  • Committee members must be carefully selected

  • Found at all organizational levels

  • Have line or staff capacity

  • Can be classified as standing or temporary

  • Promote coordination and cooperation among various departments in the organization

  • Produce continuity in the organization

  • Provide a forum for potential leaders to be identified

  • Give opportunities for various departments to be heard and get involved in the affairs of the organization

  • Must have a mandate; know its scope and function

  • The degree of authority must be specified

  • The chair is the most important member of the committee

  • A well prepared agenda is required with a degree of flexibility


Chapter 18
CHAPTER 18

The Informal organization:

  • It is a social subsystem

  • It interacts with the formal organization both in negative and positive ways

  • It is found in almost all organization and cannot be eliminated

  • Small groups are the basis for an informal organization

  • Employees join small groups because of the following:

    - Social needs

    - Sense of satisfaction

    - Friendship and companionship

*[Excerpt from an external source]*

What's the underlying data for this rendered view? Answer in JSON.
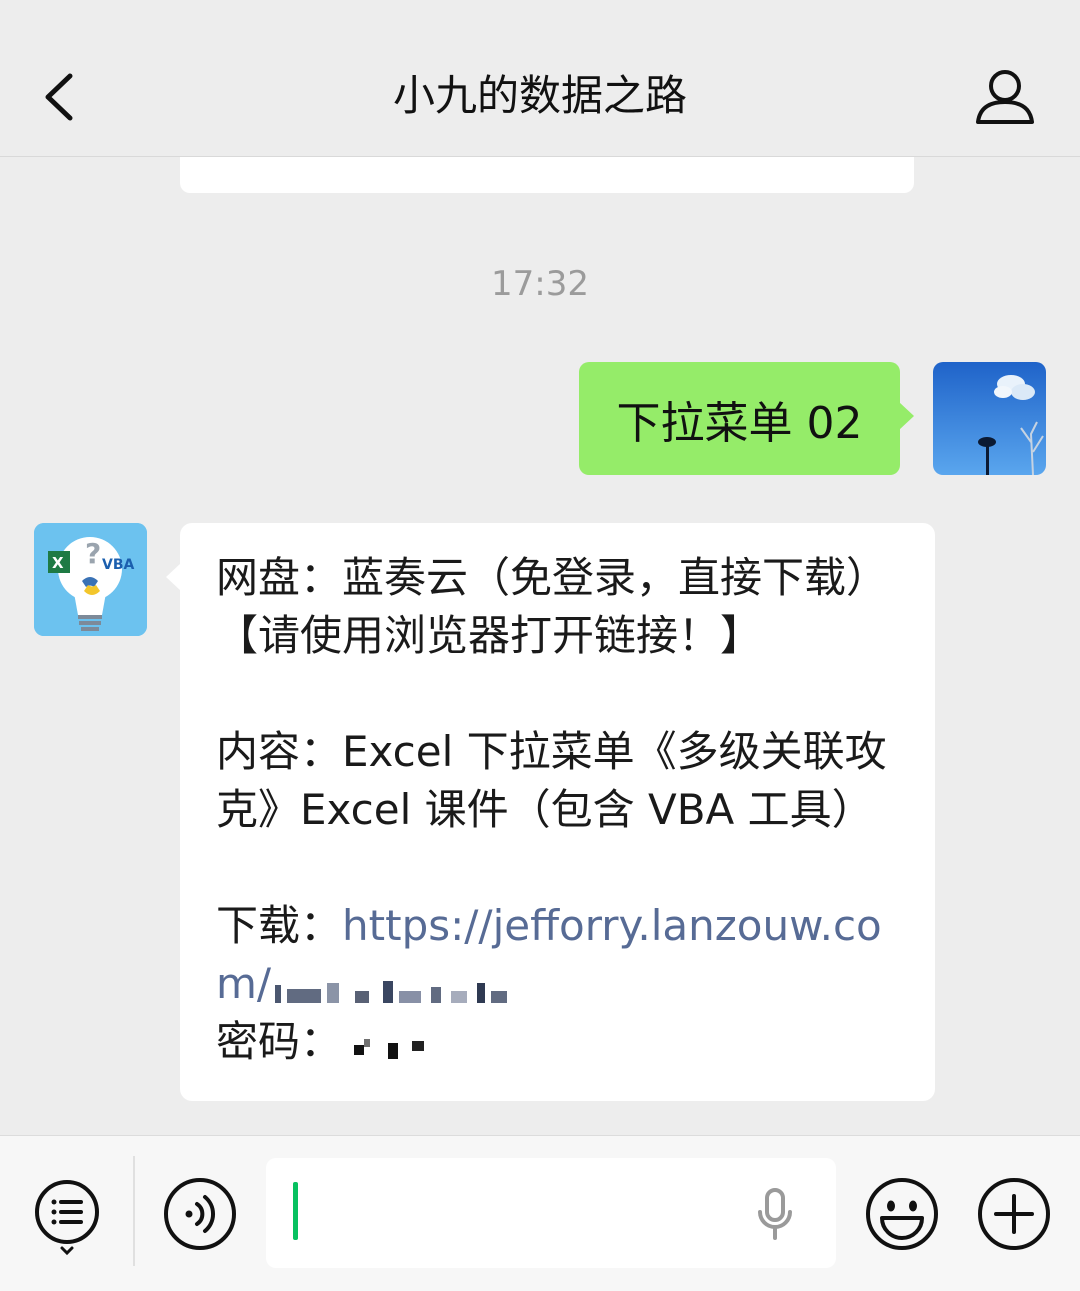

    - Security, support, and collective power

    - Acceptance

    - Access to the informal organization (grapevine)

    - Status


The supervisor and the informal organization
The supervisor and the informal organization

  • The informal organization is part of a complex system that interacts with the formal organization

  • The supervisor must understand the workings of the informal organization

  • The supervisor should approach the informal organization in a positive manner

  • The supervisor should utilize the informal organization to achieve departmental objectives

  • The supervisor should combine the interests of the formal organization with those of the formal organization